At the 1984 Academy Awards, Sally Fields took to the podium to receive an Oscar for Places in the Heart. Addressing the audience, she blushed, grinned, and said, “You like me. You really like me,” with all of the charm, enthusiasm and sincerity she could muster. Fields has enjoyed a long, successful career. (Anybody remember The Flying Nun?) But it seems that this simple quote is most often associated with her; it is a powerful part of her professional legacy. Why? Because while most of us can’t identify with being an award-winning actress, with an amazing body of work, we can fully understand the universal need to belong, to be admired and loved. It is the emotional currency of our world.

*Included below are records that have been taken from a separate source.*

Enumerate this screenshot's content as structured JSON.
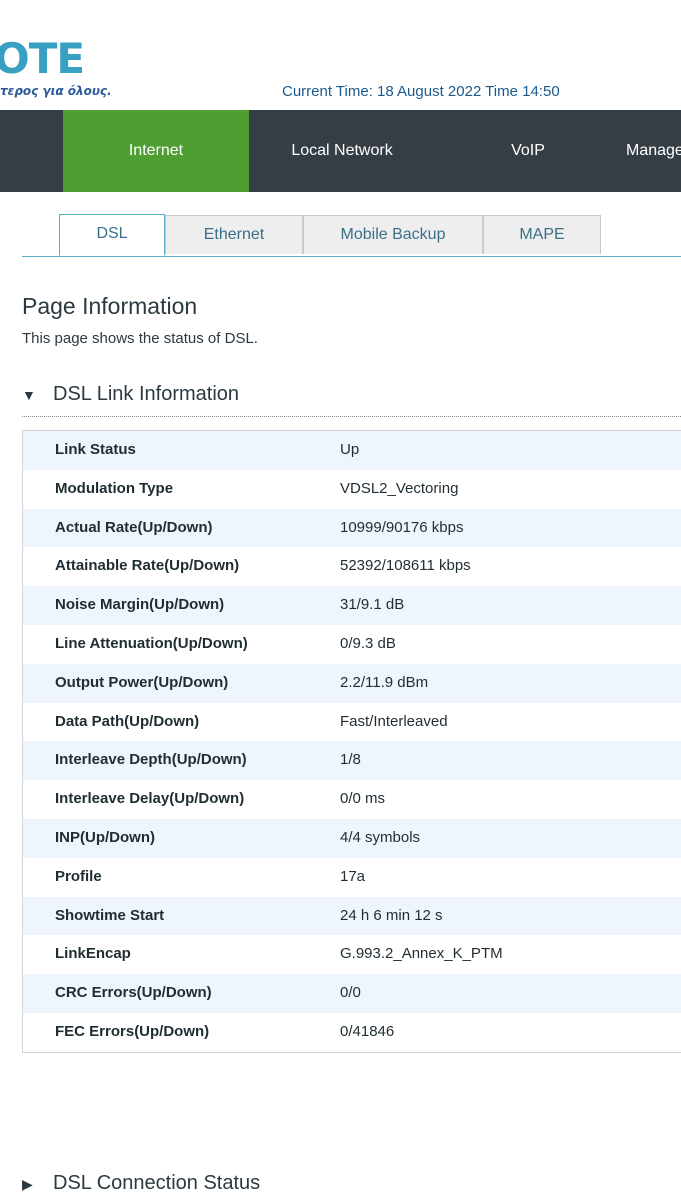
{
  "brand": {
    "logo_text": "OTE",
    "tagline": "τερος για όλους."
  },
  "header": {
    "current_time": "Current Time: 18 August 2022 Time 14:50"
  },
  "nav": {
    "items": [
      {
        "label": "Internet",
        "active": true
      },
      {
        "label": "Local Network",
        "active": false
      },
      {
        "label": "VoIP",
        "active": false
      },
      {
        "label": "Manage",
        "active": false
      }
    ]
  },
  "subtabs": [
    {
      "label": "DSL",
      "active": true
    },
    {
      "label": "Ethernet",
      "active": false
    },
    {
      "label": "Mobile Backup",
      "active": false
    },
    {
      "label": "MAPE",
      "active": false
    }
  ],
  "page": {
    "title": "Page Information",
    "description": "This page shows the status of DSL."
  },
  "sections": {
    "link_info": {
      "title": "DSL Link Information",
      "expanded": true,
      "icon": "triangle-down-icon"
    },
    "connection_status": {
      "title": "DSL Connection Status",
      "expanded": false,
      "icon": "triangle-right-icon"
    }
  },
  "link_info_rows": [
    {
      "label": "Link Status",
      "value": "Up"
    },
    {
      "label": "Modulation Type",
      "value": "VDSL2_Vectoring"
    },
    {
      "label": "Actual Rate(Up/Down)",
      "value": "10999/90176 kbps"
    },
    {
      "label": "Attainable Rate(Up/Down)",
      "value": "52392/108611 kbps"
    },
    {
      "label": "Noise Margin(Up/Down)",
      "value": "31/9.1 dB"
    },
    {
      "label": "Line Attenuation(Up/Down)",
      "value": "0/9.3 dB"
    },
    {
      "label": "Output Power(Up/Down)",
      "value": "2.2/11.9 dBm"
    },
    {
      "label": "Data Path(Up/Down)",
      "value": "Fast/Interleaved"
    },
    {
      "label": "Interleave Depth(Up/Down)",
      "value": "1/8"
    },
    {
      "label": "Interleave Delay(Up/Down)",
      "value": "0/0 ms"
    },
    {
      "label": "INP(Up/Down)",
      "value": "4/4 symbols"
    },
    {
      "label": "Profile",
      "value": "17a"
    },
    {
      "label": "Showtime Start",
      "value": "24 h 6 min 12 s"
    },
    {
      "label": "LinkEncap",
      "value": "G.993.2_Annex_K_PTM"
    },
    {
      "label": "CRC Errors(Up/Down)",
      "value": "0/0"
    },
    {
      "label": "FEC Errors(Up/Down)",
      "value": "0/41846"
    }
  ],
  "colors": {
    "nav_bg": "#363e45",
    "nav_active": "#4e9e32",
    "accent": "#57b0c4",
    "row_alt": "#eef5fd"
  }
}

Approval. It is a seldom-acknowledged little secret, an ever-present need that all of us who call ourselves human share. (OK. I think my dog understands it, too, but I digress…) And we protest too much about its validity, loudly proclaiming that we don’t care what people think, often in very colorful language. (There’s even an acronym for it: DGAF.) And yes, there is truth to not depending totally on others for your daily dose of feel-good, but in reality, we do care a great deal about peoples’ opinions. Perhaps more than we readily care to admit.
We want the support of people we allow into our world, because, like it or not, their validation somehow improves our self-worth and enhances our view of ourselves. Praise and affirming words motivate us. Intrinsic incentives aside, we work harder, develop our talents, push our creative limits, strive for excellence when we are encouraged by others. Don’t believe me? Try potty training a toddler (or puppy) without it. A complimentary boss will not only create a fiercely loyal staff, but also a productive one. And that concept applies from the boardroom to the classroom to the family dinner table. The inner dialogue goes something like this: “If you allow me to feel good about myself, recognize my excellence, I will do my darndest to live up to your expectations. Heck, I might even exceed them.”
The response to promotion and confirmation is physical as well. Science has proved that people who feel cared for and appreciated, those who have strong emotional and social ties live longer, happier lives, with fewer health issues than their isolated, dejected counterparts. So yeah, it’s that important. What good is that kale salad you reluctantly eat for lunch if you are surrounded by people who put you down or ignore your gifts or fail to whisper a kind word? Even experiments done on plants have shown that they grow abundantly, producing greater leafy green if you speak nicely to them as you water and prune. Think of approval as emotional Miracle-Grow.
I am a writer, albeit a relatively new one. I tentatively took my first step into a make believe world of my own creation because I had a story to tell. Releasing it to the world was scary. Terrifying. But every word of praise and encouragement means something to me. While reader opinion is subjective, every positive book review is precious and appreciated. (Well, there was the one disappointing review from someone, who admittedly only read 60% of the book before blasting it, but I am trying to discount that while developing a thicker skin. Focus on the good, I remind myself.) The power of approval is undeniable for me since it is hard for me to separate who I am from what I write. It is the incentive I need to stay the course, through writer's block, painful edits, and long hours. And I can’t help but echo the words of Sally Fields when I encounter such kindness and reassurance, with one small change: “Thanks so much for liking me, for really liking me.”
I am hard at work on the sequel. I hope it won’t disappoint.